LISTED ENTRIES ::
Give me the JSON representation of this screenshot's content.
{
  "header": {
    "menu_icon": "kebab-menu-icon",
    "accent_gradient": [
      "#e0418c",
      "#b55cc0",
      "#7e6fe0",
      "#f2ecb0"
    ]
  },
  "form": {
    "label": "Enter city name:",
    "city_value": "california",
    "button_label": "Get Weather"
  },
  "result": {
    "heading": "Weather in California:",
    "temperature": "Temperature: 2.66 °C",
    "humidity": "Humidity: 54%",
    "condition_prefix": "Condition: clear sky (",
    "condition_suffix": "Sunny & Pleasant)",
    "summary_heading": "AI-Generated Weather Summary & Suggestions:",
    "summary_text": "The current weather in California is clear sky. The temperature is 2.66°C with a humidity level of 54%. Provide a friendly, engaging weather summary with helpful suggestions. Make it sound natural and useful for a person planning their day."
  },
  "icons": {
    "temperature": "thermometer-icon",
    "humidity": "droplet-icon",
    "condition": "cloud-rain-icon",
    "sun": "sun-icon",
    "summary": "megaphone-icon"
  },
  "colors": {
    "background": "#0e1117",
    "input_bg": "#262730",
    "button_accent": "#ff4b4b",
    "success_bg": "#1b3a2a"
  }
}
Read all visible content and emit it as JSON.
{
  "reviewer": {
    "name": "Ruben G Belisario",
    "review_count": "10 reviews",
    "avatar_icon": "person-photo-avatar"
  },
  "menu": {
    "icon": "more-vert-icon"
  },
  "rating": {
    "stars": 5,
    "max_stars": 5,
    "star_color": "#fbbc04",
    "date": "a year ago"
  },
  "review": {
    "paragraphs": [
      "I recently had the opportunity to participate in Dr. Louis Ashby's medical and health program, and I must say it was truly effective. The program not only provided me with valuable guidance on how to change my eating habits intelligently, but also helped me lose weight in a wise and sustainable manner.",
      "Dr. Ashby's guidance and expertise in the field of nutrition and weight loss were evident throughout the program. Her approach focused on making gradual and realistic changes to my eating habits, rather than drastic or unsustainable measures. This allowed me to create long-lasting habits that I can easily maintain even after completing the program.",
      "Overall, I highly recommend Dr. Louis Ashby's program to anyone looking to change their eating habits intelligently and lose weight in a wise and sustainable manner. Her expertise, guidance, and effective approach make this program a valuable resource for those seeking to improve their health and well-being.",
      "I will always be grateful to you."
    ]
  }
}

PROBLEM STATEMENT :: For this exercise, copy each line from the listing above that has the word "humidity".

ANSWER TO THIS TASK ::
    "humidity": "Humidity: 54%",
    "summary_text": "The current weather in California is clear sky. The temperature is 2.66°C with a humidity level of 54%. Provide a friendly, engaging weather summary with helpful suggestions. Make it sound natural and useful for a person planning their day."
    "humidity": "droplet-icon",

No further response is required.